Martin won Golden Gloves championships in both Carolinas, and was crowned open bantamweight champion at the Carolinas Golden Gloves in 1958. He represented the Carolinas at the National Golden Gloves Finals in New York City. Unfortunately, he lost a close decision to Cleveland's Julio Ruiz in his first fight.
Martin's coach, Roy Turner, called him a "good boy in and out of the ring." Martin attended Limestone College where he served as president of the Men's Association and was selected among the Who's Who in American Universities and Colleges. He eventually became a member of the Limestone College Hall of Fame. The father of two and grandfather of four, Martin is employed as a sales representative with Vaughn Belting.
DONALD MORRISON - Known as "Perpetual Motion Morrison," Morrison was one of the best service boxers to step into the ring. A career member of the Air Force, he won tournaments in Japan, Korea and Europe. Morrison was the United States Air Force Far East Champion in 1954, as well as Pacific and European champion during his 20-year military career. He fought in over 200 matches with very few losses.
During his time as a Sumter Optimist Club team member, he was undefeated. Morrison won the Charleston Golden Gloves in 1957, the Jacksonville Golden Gloves the same year and was a Florida AAU champion. He won the Eastern bantamweight crown in New York City in 1957 as a member of the U.S. Air Force. One of the boxers he defeated was Max Davis of Mount Holly, N.C.

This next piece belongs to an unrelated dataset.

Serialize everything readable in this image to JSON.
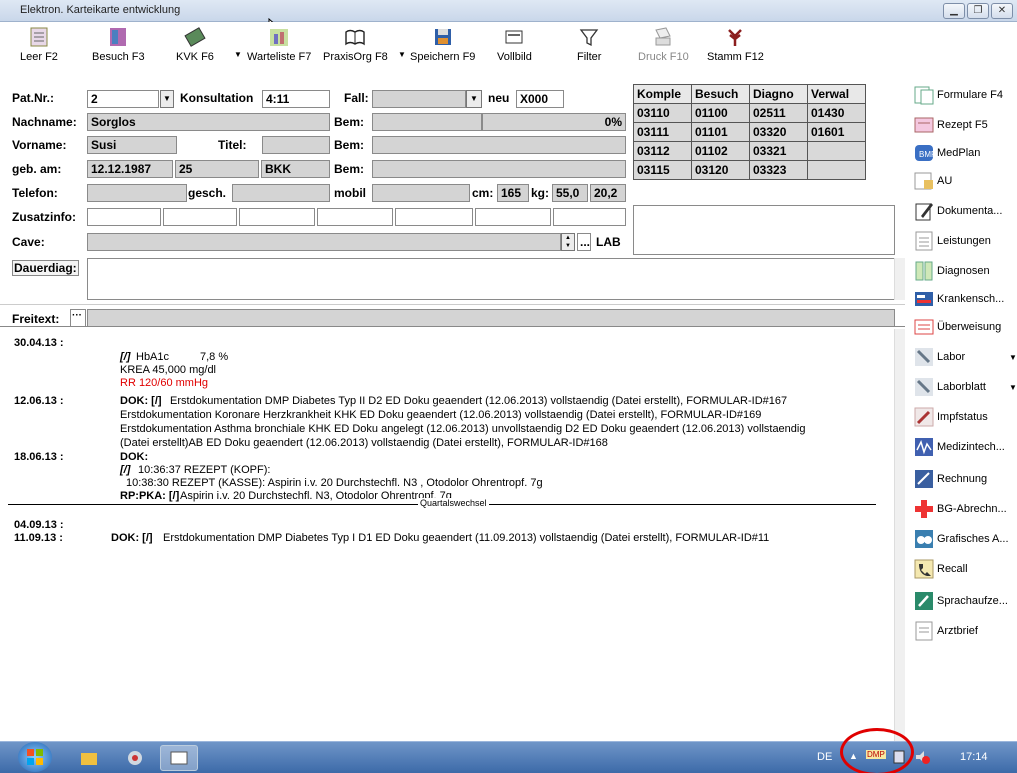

Morrison continues to coach boxing and is involved in property development in Sumter S.C. Born in Rhode Island in 1929, Morrison and his wife June have lived in Sumter most of their lives. They are the parents of five children.